; Skip to Main Content


Skip Nav Destination

Patient Race Linked to Relapse Risk and Rituximab Response in iTTP

September 26, 2022

October 2022

Tess Stafford

Tess Stafford is the editorial assistant of ASH Clinical News.

Race affects overall relapse risk and response to rituximab in immune-mediated thrombotic thrombocytopenic purpura (iTTP), according to a study published in Blood. The study showed that Black patients with iTTP may require earlier retreatment, closer monitoring, or alternative immunotherapy.

These results suggest that treatment needs to be individualized for patients in remission from iTTP, explained lead author Shruti Chaturvedi, MBBS, of Johns Hopkins University in Baltimore, Maryland.

iTTP is a chronic relapsing disorder that is caused by a deficiency of ADAMTS13, a von Willebrand factor-cleaving protease. iTTP mortality rates have dramatically improved from greater than 90% to less than 10%, but the condition carries mortality risks with each episode.

Racial disparities in treatment outcomes have not been thoroughly explored despite Black patients making up the majority of iTTP cohorts. To analyze iTTP survival and relapse in relation to race, researchers conducted a multicenter study using data from the U.S. Thrombotic Microangiopathy (USTMA) Consortium iTTP Registry.

Dr. Chaturvedi and colleagues evaluated 645 patients diagnosed with iTTP from 15 USTMA sites who were treated between 1995 and 2020. Treatment groups included corticosteroids only and corticosteroids plus rituximab (four doses of 375 mg/m2). Primary outcomes included acute iTTP-associated death and relapse-free survival (RFS).

Results indicated that race, time to ADAMTS13 recovery, and prior relapse were relapse risk factors. As a result, patients were grouped by episode, race, and treatment. Patients were classified as relapsed or de novo (first episode).

Of 1,049 iTTP episodes, 3.3% resulted in acute iTTP-associated death.

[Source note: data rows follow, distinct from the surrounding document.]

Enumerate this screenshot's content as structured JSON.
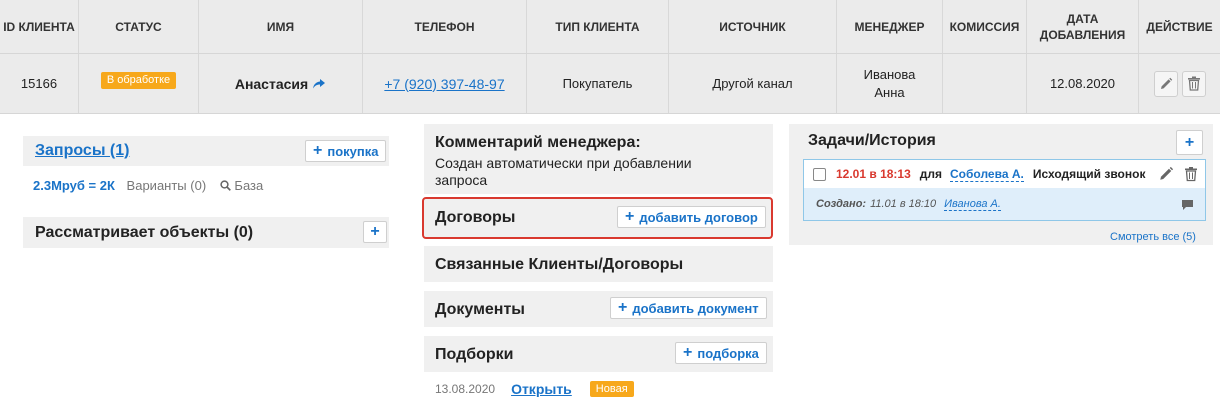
{
  "table": {
    "headers": {
      "id": "ID КЛИЕНТА",
      "status": "СТАТУС",
      "name": "ИМЯ",
      "phone": "ТЕЛЕФОН",
      "client_type": "ТИП КЛИЕНТА",
      "source": "ИСТОЧНИК",
      "manager": "МЕНЕДЖЕР",
      "commission": "КОМИССИЯ",
      "date_added": "ДАТА ДОБАВЛЕНИЯ",
      "action": "ДЕЙСТВИЕ"
    },
    "row": {
      "id": "15166",
      "status": "В обработке",
      "name": "Анастасия",
      "phone": "+7 (920) 397-48-97",
      "client_type": "Покупатель",
      "source": "Другой канал",
      "manager_line1": "Иванова",
      "manager_line2": "Анна",
      "commission": "",
      "date_added": "12.08.2020"
    }
  },
  "requests": {
    "title": "Запросы (1)",
    "add_label": "покупка",
    "price": "2.3Мруб = 2К",
    "variants": "Варианты (0)",
    "base": "База"
  },
  "objects": {
    "title": "Рассматривает объекты (0)"
  },
  "comment": {
    "title": "Комментарий менеджера:",
    "text_line1": "Создан автоматически при добавлении",
    "text_line2": "запроса"
  },
  "contracts": {
    "title": "Договоры",
    "add_label": "добавить договор"
  },
  "related": {
    "title": "Связанные Клиенты/Договоры"
  },
  "documents": {
    "title": "Документы",
    "add_label": "добавить документ"
  },
  "selections": {
    "title": "Подборки",
    "add_label": "подборка",
    "date": "13.08.2020",
    "open_label": "Открыть",
    "badge": "Новая"
  },
  "tasks": {
    "title": "Задачи/История",
    "task": {
      "time": "12.01 в 18:13",
      "for_label": "для",
      "assignee": "Соболева А.",
      "type": "Исходящий звонок",
      "created_label": "Создано:",
      "created_time": "11.01 в 18:10",
      "creator": "Иванова А."
    },
    "see_all": "Смотреть все (5)"
  },
  "colors": {
    "accent": "#1a73c8",
    "badge": "#f7a81b",
    "highlight": "#d9392f",
    "task_time": "#d9392f"
  }
}
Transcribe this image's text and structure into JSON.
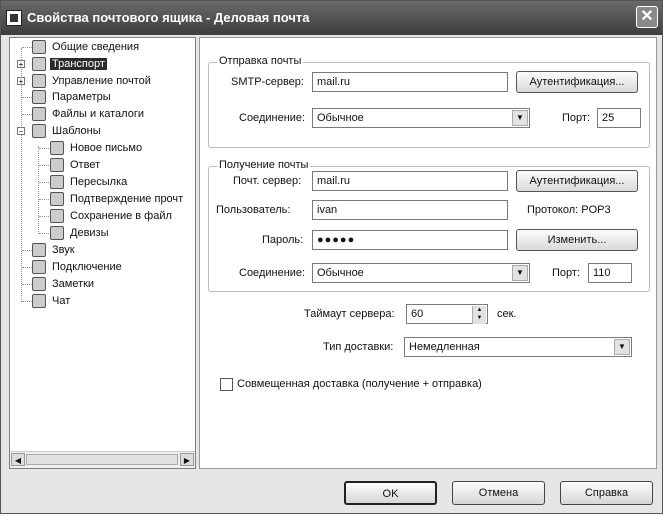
{
  "window": {
    "title": "Свойства почтового ящика - Деловая почта"
  },
  "tree": {
    "items": [
      {
        "label": "Общие сведения"
      },
      {
        "label": "Транспорт"
      },
      {
        "label": "Управление почтой"
      },
      {
        "label": "Параметры"
      },
      {
        "label": "Файлы и каталоги"
      },
      {
        "label": "Шаблоны"
      },
      {
        "label": "Новое письмо"
      },
      {
        "label": "Ответ"
      },
      {
        "label": "Пересылка"
      },
      {
        "label": "Подтверждение прочт"
      },
      {
        "label": "Сохранение в файл"
      },
      {
        "label": "Девизы"
      },
      {
        "label": "Звук"
      },
      {
        "label": "Подключение"
      },
      {
        "label": "Заметки"
      },
      {
        "label": "Чат"
      }
    ]
  },
  "send": {
    "legend": "Отправка почты",
    "smtp_label": "SMTP-сервер:",
    "smtp_value": "mail.ru",
    "auth_button": "Аутентификация...",
    "conn_label": "Соединение:",
    "conn_value": "Обычное",
    "port_label": "Порт:",
    "port_value": "25"
  },
  "receive": {
    "legend": "Получение почты",
    "server_label": "Почт. сервер:",
    "server_value": "mail.ru",
    "auth_button": "Аутентификация...",
    "user_label": "Пользователь:",
    "user_value": "ivan",
    "protocol_text": "Протокол: POP3",
    "password_label": "Пароль:",
    "password_value": "●●●●●",
    "change_button": "Изменить...",
    "conn_label": "Соединение:",
    "conn_value": "Обычное",
    "port_label": "Порт:",
    "port_value": "110"
  },
  "timeout": {
    "label": "Таймаут сервера:",
    "value": "60",
    "unit": "сек."
  },
  "delivery": {
    "label": "Тип доставки:",
    "value": "Немедленная"
  },
  "combined": {
    "label": "Совмещенная доставка (получение + отправка)",
    "checked": false
  },
  "buttons": {
    "ok": "OK",
    "cancel": "Отмена",
    "help": "Справка"
  }
}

Results did not demonstrate a statistically significant difference in mortality based on race (3.2% of Black patients, 3.7% of white patients, and 2.3% of other/unknown). However, results associated age, male sex, and de novo episode with an increased risk of mortality.

Further results showed 34% of patients experienced relapse, and Black patients had shorter RFS (hazard ratio [HR] = 1.60, 95% CI 1.16-2.21). After examining race and treatment further, Dr. Chaturvedi and colleagues found that treatment with corticosteroids plus rituximab improved RFS in white patients (HR=0.37, 95% CI 0.18-0.73) but not in Black patients (HR=0.96, 95% CI 0.71-1.31).

When analyzed in subcohorts of relapse status and race by treatment (de novo and white, de novo and Black, relapsed and white, and relapsed and Black), treatment with rituximab did not improve RFS in white or Black patients with de novo iTTP but did delay relapse. However, treatment with rituximab had a statistically significant effect on improving RFS in white patients with relapsed iTTP but not in Black patients with relapsed iTTP.

In comparing the groups, a statistically significant effect was observed only for white patients (see TABLE).

“When we found that Black patients had a higher rate of relapse, we thought this might be due to issues around access to care – perhaps rituximab was offered at lower rates to certain groups,” Dr. Chaturvedi said. “However, this was not the case. The proportion of episodes treated with rituximab were similar in Black and white participants (51% vs. 47%). The causes of underlying differences in relapse rate are unknown but may be related to other biologic and environmental factors.”

Limitations of the study included non-randomized rituximab therapy, loss of follow-up, and lacking ADAMTS13 long-term data and biological samples. Additionally, mortality rates may have been underestimated for the cohort, as patients with fatal episodes occurring before 2006 were excluded.

“We hope that these findings will improve care for patients with iTTP,” Dr. Chaturvedi said. “Black patients, in particular, are likely to have a much shorter-lived response to rituximab and benefit from closer monitoring and alternative immunosuppressive therapies.”

Any conflicts of interest declared by the authors can be found in the original article.


Chaturvedi S, Antun AG, Farland A, et al. Race, rituximab, and relapse in TTP [published online ahead of print, 2022 July 7]. Blood. doi: 10.1182/blood.2022016640.


Connect with us:

May 2023


Close Modal

or Create an Account

Close Modal
Close Modal